Advertisement | page continues below

Your baby's doctor may also recommend keeping epinephrine auto-injectors on hand for your baby in case they accidentally have a milk product and have a severe reaction to it.

Follow your baby's amazing development

BabyCenter's editorial team is committed to providing the most helpful and trustworthy pregnancy and parenting information in the world. When creating and updating content, we rely on credible sources: respected health organizations, professional groups of doctors and other experts, and published studies in peer-reviewed journals. We believe you should always know the source of the information you're seeing. Learn more about our editorial and medical review policies.

American Academy of Pediatrics. 2022. Choosing an Infant Formula. a new window [Accessed August 2022]

Nemours Foundation. 2018. Milk allergy in infants. a new window [Accessed August 2022]

Nemours Foundation. 2021. Formula Feeding FAQs: Some Common Concerns. a new window [Accessed August 2022]

Mayo Clinic. 2022. Milk allergy. a new window [Accessed August 2022]

American Academy of Pediatrics. 2016. Lactose Intolerance in Infants and Children: Parent FAQs. a new window [Accessed August 2022]

Kids With Food Allergies. 2020. Formula Options for Infants With Food Allergies. a new window [Accessed August 2022]

Erin Heger

Erin Heger is a freelance journalist who writes about health, parenting, and social issues. Her work has appeared in The Atlantic, HuffPost, Business Insider, and Rewire News Group.
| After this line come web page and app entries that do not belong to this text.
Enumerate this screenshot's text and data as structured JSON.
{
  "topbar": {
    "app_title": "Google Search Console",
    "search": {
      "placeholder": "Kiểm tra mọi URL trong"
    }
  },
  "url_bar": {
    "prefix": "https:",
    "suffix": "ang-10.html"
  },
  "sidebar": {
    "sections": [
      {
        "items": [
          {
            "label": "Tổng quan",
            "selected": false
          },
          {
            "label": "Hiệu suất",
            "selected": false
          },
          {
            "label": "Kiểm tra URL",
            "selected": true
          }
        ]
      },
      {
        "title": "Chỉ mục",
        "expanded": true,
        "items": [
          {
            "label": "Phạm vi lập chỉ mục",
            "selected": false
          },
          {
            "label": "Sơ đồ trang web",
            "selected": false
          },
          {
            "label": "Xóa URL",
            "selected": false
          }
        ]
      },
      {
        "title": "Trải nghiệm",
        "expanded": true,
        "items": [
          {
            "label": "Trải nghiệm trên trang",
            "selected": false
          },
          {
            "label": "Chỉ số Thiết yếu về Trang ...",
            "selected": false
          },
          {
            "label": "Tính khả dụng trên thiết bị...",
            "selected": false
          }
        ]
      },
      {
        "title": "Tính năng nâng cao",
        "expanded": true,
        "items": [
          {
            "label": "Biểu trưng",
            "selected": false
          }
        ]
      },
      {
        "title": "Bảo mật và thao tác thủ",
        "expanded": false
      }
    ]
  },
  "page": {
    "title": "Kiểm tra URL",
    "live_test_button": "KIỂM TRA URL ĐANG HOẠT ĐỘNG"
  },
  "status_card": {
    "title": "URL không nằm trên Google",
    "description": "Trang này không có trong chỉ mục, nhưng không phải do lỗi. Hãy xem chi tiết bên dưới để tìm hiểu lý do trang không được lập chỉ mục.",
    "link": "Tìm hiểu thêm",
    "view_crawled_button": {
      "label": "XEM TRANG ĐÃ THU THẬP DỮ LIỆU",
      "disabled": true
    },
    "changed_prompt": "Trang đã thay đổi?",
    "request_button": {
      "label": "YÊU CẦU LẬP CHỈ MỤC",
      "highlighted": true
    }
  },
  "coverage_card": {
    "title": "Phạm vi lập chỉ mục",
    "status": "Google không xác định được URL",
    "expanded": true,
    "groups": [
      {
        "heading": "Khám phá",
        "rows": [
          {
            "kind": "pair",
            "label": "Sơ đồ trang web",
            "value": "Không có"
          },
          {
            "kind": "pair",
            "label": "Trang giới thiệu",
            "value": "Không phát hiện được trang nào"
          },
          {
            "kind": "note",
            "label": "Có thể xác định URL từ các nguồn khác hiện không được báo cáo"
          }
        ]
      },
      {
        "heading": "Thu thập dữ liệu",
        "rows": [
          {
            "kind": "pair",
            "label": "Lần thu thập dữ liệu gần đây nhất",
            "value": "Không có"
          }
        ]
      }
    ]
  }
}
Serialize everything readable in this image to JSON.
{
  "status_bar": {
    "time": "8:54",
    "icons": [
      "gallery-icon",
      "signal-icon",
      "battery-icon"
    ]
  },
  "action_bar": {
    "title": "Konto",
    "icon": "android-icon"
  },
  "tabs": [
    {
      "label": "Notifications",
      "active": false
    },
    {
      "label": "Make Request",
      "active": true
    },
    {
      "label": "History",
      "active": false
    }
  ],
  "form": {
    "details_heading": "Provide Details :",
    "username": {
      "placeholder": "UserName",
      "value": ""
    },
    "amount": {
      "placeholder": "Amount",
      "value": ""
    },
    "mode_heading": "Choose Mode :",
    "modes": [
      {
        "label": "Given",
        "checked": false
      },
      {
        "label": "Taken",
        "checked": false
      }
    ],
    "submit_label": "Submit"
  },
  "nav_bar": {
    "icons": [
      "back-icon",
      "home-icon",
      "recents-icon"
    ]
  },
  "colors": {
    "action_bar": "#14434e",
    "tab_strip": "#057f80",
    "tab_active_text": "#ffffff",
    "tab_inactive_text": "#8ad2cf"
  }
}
Born and raised in Kansas, she lives just outside Kansas City with her husband and three kids.